* EXERCISE *
Search the records for the line with "Output a JSON". Output that line and each line after it, exactly, and stop at the end; omit pictures.

* * * * * * *

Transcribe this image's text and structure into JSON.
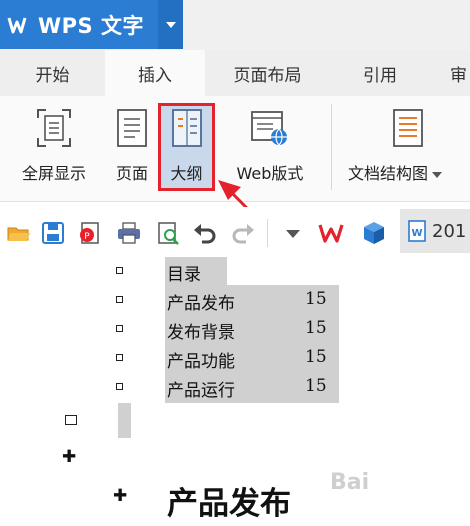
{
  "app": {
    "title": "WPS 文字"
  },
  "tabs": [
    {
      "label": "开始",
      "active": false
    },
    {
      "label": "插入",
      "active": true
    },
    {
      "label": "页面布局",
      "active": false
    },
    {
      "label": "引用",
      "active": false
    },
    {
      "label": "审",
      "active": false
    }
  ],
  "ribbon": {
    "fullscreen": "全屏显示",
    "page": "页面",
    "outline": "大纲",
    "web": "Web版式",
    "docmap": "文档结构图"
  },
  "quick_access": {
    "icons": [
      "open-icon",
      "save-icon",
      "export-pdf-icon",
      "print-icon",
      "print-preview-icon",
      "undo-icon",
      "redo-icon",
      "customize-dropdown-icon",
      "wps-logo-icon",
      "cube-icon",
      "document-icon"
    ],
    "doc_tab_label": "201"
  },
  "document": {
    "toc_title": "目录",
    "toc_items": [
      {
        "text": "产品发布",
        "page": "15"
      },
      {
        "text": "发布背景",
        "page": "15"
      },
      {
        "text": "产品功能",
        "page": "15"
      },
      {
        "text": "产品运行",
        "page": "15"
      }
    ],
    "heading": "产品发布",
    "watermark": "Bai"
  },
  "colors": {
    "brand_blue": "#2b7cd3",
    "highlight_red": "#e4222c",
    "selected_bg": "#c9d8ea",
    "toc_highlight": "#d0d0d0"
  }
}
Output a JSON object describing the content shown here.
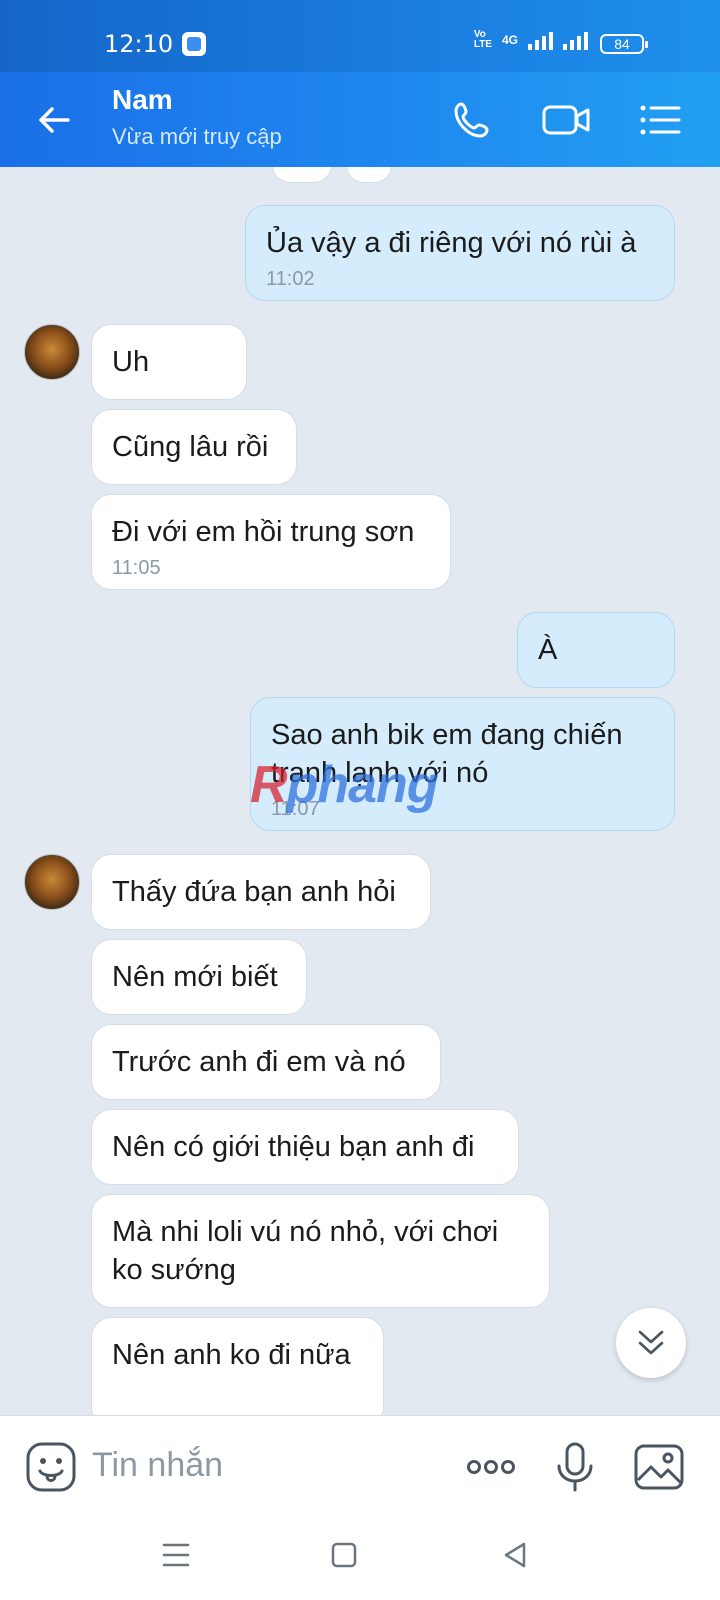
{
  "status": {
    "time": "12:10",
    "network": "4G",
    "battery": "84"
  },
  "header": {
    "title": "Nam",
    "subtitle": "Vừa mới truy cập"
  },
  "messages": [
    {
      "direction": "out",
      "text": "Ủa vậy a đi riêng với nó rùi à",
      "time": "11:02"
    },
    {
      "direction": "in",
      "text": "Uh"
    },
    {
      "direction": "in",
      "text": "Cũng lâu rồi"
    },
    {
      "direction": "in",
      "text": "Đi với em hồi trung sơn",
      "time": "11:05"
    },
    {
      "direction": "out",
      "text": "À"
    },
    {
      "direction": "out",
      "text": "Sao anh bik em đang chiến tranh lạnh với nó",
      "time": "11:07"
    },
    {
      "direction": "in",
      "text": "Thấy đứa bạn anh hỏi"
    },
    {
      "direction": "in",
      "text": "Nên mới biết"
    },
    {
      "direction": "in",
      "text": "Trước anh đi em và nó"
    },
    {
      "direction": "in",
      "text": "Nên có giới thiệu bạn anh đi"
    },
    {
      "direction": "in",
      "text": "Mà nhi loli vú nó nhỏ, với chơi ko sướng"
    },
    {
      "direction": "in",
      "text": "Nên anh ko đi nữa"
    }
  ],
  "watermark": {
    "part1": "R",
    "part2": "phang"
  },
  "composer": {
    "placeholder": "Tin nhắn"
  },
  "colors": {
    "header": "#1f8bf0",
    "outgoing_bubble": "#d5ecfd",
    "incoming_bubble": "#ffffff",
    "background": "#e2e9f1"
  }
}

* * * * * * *

* RESPONSE FOR THIS EXERCISE *
Output a JSON object describing the content shown here.
{
  "status": {
    "time": "12:10",
    "network": "4G",
    "battery": "84"
  },
  "header": {
    "title": "Nam",
    "subtitle": "Vừa mới truy cập"
  },
  "messages": [
    {
      "direction": "out",
      "text": "Ủa vậy a đi riêng với nó rùi à",
      "time": "11:02"
    },
    {
      "direction": "in",
      "text": "Uh"
    },
    {
      "direction": "in",
      "text": "Cũng lâu rồi"
    },
    {
      "direction": "in",
      "text": "Đi với em hồi trung sơn",
      "time": "11:05"
    },
    {
      "direction": "out",
      "text": "À"
    },
    {
      "direction": "out",
      "text": "Sao anh bik em đang chiến tranh lạnh với nó",
      "time": "11:07"
    },
    {
      "direction": "in",
      "text": "Thấy đứa bạn anh hỏi"
    },
    {
      "direction": "in",
      "text": "Nên mới biết"
    },
    {
      "direction": "in",
      "text": "Trước anh đi em và nó"
    },
    {
      "direction": "in",
      "text": "Nên có giới thiệu bạn anh đi"
    },
    {
      "direction": "in",
      "text": "Mà nhi loli vú nó nhỏ, với chơi ko sướng"
    },
    {
      "direction": "in",
      "text": "Nên anh ko đi nữa"
    }
  ],
  "watermark": {
    "part1": "R",
    "part2": "phang"
  },
  "composer": {
    "placeholder": "Tin nhắn"
  },
  "colors": {
    "header": "#1f8bf0",
    "outgoing_bubble": "#d5ecfd",
    "incoming_bubble": "#ffffff",
    "background": "#e2e9f1"
  }
}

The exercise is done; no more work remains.